Declaring that racism is real and must be addressed, Portland Archbishop Alexander K. Sample in…
Racial issues need ‘honest discussion,’ not destruction, says archbishop
SAN FRANCISCO (CNS) — San Francisco’s archbishop said June 20 the “toppling and defacing” of a statue of St. Junipero Serra and other statues in the city’s Golden Gate Park is the latest example of some people using the current movement against racial injustice as a reason for violence, looting and vandalism.
“The memorialization of historic figures merits an honest and fair discussion as to how and to whom such honor should be given,” said Archbishop Salvatore J. Cordileone. “But here, there was no such rational discussion; it was mob rule, a troubling phenomenon that seems to be repeating itself throughout the country.”
The Mercury News daily newspaper reported that the night of June 19, a group of about 100 protesters toppled the Serra statue as well as statues of Francis Scott Key and President Ulysses S. Grant and defaced a monument to Spanish writer Miguel Cervantes, author of “Don Quixote.”
“Police were called to the area just after 8 p.m., and said people in the group threw objects at the officers. The crowd dispersed around 9:30 with no arrests or reports of injuries,” according to the paper.
The protesters’ action are being repeated around the country as demonstrators in a number of U.S. cities topple statues of Confederate generals and other figures from U.S. history that they consider monuments to white supremacy.
“What is happening to our society?” asked Archbishop Cordileone. “A renewed national movement to heal memories and correct the injustices of racism and police brutality in our country has been hijacked by some into a movement of violence, looting and vandalism.”
St. Junipero Serra, who was canonized by Pope Francis Sept. 23, 2015, during his pastoral visit to Washington, is known for spreading the Gospel in the New World during the 18th century.

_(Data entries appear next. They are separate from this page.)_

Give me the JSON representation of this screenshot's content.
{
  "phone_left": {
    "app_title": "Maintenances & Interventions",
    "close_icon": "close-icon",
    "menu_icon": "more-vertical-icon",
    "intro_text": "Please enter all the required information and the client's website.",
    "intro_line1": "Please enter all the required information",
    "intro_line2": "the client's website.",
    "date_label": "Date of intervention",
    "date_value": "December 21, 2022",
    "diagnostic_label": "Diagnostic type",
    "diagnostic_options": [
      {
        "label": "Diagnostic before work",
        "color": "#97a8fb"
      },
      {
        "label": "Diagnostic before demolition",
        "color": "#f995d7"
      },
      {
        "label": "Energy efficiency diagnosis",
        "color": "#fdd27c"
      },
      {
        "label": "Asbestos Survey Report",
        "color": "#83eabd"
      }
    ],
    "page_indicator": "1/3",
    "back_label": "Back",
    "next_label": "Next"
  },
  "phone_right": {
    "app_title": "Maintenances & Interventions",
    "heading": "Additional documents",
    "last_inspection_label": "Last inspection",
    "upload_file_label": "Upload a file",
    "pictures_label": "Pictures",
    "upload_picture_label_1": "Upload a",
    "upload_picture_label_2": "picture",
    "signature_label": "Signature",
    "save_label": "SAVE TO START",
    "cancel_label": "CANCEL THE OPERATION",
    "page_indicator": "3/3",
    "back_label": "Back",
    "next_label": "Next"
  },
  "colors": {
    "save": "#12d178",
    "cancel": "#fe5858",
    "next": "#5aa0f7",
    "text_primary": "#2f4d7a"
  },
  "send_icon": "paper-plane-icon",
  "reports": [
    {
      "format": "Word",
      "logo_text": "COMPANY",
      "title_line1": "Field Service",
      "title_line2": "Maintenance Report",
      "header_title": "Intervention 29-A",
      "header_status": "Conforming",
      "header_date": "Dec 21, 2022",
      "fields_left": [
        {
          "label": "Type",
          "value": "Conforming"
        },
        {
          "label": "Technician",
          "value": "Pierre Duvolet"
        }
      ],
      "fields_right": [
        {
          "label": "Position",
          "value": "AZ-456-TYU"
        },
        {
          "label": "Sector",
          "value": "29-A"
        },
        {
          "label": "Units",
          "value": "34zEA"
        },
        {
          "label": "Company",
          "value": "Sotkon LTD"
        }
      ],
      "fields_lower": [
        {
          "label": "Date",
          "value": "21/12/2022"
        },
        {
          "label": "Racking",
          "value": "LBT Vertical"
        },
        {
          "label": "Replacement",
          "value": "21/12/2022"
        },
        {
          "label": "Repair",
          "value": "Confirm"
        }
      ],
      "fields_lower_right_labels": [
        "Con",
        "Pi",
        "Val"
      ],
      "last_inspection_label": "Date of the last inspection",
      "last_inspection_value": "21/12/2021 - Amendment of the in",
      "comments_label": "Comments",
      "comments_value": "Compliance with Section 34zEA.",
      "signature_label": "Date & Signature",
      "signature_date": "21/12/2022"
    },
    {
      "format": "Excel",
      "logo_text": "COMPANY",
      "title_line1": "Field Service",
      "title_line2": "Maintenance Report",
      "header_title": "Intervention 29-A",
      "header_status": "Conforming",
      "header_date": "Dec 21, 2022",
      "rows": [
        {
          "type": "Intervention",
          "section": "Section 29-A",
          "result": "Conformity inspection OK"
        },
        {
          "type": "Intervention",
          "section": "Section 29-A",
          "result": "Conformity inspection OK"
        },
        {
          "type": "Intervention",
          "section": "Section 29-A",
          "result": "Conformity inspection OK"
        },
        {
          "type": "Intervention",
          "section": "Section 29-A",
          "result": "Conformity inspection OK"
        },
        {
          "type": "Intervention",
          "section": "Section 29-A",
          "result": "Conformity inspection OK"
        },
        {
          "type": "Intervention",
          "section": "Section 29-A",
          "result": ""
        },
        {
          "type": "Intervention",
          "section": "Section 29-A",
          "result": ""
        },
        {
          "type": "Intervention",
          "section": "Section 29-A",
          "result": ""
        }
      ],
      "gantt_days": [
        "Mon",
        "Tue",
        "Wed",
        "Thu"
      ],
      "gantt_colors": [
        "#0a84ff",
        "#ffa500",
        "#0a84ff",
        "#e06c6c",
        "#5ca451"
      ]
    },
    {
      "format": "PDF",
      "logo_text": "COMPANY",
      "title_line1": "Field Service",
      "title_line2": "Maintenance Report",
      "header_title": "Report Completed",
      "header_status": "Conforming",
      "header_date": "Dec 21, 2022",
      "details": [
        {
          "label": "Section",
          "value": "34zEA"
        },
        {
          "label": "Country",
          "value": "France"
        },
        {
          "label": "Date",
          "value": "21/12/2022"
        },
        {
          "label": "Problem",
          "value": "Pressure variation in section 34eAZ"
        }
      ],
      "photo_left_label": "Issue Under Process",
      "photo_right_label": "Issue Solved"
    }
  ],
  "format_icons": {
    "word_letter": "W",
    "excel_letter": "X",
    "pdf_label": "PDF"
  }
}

The Franciscan priest landed in Mexico, then made his way on foot up the coast of Mexico and to California, where he established a chain of missions that are now the names of well-known cities such as San Diego, San Francisco and Santa Barbara.
He was the first president of the California mission system, and personally founded nine of the state’s 21 missions. It is estimated that during his ministry, St. Junipero Serra baptized about 6,000 native people.
In 2015, some people objected to the canonization of the Spaniard, like critics did of his beatification in 1988, because of questions about how Father Serra treated the native peoples of California and about the impact of Spanish colonization on native peoples throughout the America.
“Everyone who works for justice and equality joins in the outrage of those who have been and continue to be oppressed. It is especially true that followers of Jesus Christ — Christians — are called to work tirelessly for the dignity of all human beings. This is a cornerstone of our faith,” Archbishop Cordileone said.
“Our dear city bears the name of one of history’s most iconic figures of peace and goodwill: St. Francis of Assisi,” he continued. “For the past 800 years, the various Franciscan orders of brothers, sisters and priests that trace their inspiration back to him have been exemplary of not only serving, but identifying with, the poor and downtrodden and giving them their rightful dignity as children of God. St. Junipero Serra is no exception.”
The archbishop said the saint “made heroic sacrifices to protect the indigenous people of California from their Spanish conquerors, especially the soldiers,” he said.
Even with an infirmed leg that “caused him such pain, he walked all the way to Mexico City to obtain special faculties of governance from the viceroy of Spain in order to discipline the military who were abusing the Indians,” Archbishop Cordileone said. “And then he walked back to California.”
“St. Junipero Serra also offered them the best thing he had: the knowledge and love of Jesus Christ, which he and his fellow Franciscan friars did through education, health care and training in the agrarian arts,” he added.
However, the archbishop acknowledged that “historical wrongs have occurred, even by people of goodwill, and healing of memories and reparation is much needed.”
“Historical wrongs cannot be righted by keeping them hidden,” he said also noted that historical wrongs also cannot be righted “by rewriting the history.”
“Anger against injustice can be a healthy response when it is that righteous indignation which moves a society forward. But as Christ himself teaches, and St. Francis modeled, love and not rage (are) the only answer,” Archbishop Cordileone said.